Each line of the data below holding the word "screenshot" must be copied.

*** STUDY MATERIAL ***

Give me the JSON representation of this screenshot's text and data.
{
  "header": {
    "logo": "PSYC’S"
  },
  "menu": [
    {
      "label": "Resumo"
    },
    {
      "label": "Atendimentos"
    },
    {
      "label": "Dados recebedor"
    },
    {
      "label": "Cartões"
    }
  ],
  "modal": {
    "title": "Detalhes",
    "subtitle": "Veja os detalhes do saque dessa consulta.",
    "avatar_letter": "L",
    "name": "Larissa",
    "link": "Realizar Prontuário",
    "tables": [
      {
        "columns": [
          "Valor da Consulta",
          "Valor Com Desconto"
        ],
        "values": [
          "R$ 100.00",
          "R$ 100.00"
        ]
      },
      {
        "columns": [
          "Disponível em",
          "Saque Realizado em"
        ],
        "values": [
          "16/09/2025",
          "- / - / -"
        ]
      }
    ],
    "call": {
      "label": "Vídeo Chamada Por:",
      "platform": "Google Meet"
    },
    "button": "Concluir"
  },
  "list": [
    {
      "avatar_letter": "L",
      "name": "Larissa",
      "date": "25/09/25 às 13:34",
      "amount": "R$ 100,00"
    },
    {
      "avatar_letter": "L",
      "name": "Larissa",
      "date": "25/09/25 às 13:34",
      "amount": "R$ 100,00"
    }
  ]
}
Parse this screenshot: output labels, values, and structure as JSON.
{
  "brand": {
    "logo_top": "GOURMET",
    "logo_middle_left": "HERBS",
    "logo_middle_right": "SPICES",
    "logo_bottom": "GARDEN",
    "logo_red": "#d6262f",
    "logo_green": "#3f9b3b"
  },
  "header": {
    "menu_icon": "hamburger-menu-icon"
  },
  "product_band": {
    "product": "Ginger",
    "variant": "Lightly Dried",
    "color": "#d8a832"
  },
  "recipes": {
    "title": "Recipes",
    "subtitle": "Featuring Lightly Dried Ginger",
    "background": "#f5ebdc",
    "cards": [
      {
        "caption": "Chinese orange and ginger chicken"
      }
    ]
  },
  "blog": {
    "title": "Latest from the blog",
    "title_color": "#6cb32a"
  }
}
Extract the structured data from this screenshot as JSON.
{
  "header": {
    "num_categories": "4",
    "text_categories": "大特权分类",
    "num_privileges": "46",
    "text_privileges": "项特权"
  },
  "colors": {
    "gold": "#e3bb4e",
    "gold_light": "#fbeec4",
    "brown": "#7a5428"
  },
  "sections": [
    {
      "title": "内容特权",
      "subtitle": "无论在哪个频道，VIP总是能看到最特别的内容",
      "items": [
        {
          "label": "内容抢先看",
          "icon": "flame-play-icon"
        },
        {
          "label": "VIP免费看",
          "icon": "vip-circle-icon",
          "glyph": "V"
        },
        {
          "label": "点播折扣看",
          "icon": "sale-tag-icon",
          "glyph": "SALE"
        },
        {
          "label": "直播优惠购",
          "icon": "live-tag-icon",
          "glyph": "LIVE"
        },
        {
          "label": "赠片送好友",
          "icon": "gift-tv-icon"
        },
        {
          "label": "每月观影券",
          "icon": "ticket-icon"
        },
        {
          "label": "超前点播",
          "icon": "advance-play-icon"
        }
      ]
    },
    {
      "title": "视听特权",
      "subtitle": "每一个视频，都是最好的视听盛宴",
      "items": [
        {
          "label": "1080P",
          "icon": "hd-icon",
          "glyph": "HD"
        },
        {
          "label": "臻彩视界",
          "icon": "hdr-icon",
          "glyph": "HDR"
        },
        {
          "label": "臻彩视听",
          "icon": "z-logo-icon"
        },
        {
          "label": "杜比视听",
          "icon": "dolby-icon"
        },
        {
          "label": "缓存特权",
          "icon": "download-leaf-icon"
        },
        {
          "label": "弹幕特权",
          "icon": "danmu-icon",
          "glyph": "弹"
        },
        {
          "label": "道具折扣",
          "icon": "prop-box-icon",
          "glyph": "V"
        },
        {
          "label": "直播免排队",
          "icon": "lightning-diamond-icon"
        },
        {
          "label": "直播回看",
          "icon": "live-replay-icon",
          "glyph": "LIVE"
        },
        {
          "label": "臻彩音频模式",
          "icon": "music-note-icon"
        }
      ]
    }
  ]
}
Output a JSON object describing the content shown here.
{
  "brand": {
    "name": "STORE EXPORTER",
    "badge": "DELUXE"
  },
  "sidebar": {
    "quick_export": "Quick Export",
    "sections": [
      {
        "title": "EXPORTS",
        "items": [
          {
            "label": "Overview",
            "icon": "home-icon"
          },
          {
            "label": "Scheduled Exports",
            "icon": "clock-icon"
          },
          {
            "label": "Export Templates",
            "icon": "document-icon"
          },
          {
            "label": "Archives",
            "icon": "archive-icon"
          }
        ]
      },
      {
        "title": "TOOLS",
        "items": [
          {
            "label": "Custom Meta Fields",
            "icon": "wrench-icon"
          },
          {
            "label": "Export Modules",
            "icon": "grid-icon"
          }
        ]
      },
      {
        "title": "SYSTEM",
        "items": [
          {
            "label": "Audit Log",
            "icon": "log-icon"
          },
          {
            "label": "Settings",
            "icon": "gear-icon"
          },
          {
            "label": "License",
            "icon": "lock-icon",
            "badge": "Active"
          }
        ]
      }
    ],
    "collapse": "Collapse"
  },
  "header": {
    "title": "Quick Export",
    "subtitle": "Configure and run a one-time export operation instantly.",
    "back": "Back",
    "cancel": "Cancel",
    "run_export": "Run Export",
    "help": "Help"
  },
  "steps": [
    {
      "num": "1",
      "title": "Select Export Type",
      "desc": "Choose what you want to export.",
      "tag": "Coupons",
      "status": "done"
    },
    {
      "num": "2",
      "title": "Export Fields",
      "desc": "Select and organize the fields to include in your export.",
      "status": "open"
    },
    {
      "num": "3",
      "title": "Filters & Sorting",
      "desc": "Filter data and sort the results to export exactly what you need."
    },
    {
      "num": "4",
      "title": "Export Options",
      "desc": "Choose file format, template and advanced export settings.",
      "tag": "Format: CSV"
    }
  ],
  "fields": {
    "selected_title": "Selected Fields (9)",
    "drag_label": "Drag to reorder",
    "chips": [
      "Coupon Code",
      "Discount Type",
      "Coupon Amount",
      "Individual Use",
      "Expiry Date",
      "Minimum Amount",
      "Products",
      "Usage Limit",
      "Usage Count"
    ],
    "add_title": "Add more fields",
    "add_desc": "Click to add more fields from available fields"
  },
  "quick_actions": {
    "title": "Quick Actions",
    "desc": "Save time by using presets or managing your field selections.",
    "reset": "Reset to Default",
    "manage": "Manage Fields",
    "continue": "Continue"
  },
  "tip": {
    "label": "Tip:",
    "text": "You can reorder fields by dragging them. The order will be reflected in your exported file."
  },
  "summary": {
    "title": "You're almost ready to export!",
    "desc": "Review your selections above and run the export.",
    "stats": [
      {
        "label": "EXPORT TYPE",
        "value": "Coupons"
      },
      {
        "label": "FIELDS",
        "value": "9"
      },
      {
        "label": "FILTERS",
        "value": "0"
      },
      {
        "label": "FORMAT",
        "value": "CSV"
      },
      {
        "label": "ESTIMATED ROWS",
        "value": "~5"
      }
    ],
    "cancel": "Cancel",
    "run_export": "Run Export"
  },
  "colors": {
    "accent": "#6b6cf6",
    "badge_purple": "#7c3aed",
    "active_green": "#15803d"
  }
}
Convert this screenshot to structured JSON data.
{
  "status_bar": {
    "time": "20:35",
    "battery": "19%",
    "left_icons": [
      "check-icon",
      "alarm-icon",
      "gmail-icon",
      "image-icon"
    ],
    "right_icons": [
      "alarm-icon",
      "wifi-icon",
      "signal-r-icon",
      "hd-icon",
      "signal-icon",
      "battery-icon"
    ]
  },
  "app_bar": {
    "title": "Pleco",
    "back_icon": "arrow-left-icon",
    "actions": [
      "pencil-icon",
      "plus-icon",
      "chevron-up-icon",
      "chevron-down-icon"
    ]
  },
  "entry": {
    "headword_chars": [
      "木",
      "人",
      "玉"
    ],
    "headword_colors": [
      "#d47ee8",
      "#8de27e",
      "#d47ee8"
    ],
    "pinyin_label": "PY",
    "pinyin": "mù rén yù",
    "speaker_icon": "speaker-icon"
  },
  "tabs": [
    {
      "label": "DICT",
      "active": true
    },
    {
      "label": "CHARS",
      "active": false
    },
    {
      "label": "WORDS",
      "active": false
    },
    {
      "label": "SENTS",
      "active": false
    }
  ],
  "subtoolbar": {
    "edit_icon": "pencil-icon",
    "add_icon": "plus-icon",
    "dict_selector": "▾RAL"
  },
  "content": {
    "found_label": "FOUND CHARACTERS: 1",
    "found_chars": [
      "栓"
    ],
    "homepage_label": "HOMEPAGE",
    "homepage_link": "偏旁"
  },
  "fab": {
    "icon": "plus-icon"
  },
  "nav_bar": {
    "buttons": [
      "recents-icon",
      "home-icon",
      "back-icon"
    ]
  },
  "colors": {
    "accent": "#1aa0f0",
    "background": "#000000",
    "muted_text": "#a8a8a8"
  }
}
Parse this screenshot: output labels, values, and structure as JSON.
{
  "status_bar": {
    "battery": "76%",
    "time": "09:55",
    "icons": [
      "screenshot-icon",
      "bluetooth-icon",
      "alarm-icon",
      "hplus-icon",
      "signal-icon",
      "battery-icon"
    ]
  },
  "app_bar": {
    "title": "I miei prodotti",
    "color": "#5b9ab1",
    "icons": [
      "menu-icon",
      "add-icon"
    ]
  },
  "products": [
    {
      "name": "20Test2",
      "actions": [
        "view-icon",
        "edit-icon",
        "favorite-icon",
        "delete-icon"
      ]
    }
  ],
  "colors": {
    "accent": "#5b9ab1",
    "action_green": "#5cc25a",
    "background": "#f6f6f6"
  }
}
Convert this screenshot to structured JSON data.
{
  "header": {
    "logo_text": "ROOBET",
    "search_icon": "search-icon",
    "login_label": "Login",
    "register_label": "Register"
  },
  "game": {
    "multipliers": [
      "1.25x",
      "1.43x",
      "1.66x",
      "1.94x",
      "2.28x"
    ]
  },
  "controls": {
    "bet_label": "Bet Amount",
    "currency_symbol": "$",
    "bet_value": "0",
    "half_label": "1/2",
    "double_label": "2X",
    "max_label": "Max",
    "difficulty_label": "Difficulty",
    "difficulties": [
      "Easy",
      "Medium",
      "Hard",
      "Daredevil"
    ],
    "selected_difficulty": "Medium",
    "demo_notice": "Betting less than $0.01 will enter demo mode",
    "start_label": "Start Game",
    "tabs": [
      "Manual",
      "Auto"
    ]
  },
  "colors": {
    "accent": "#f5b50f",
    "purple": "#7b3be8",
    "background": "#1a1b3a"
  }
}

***

THE COMPLETED TASK:
Give me the JSON representation of this screenshot's text and data.
Parse this screenshot: output labels, values, and structure as JSON.
Extract the structured data from this screenshot as JSON.
Convert this screenshot to structured JSON data.
Parse this screenshot: output labels, values, and structure as JSON.
      "screenshot-icon",
Convert this screenshot to structured JSON data.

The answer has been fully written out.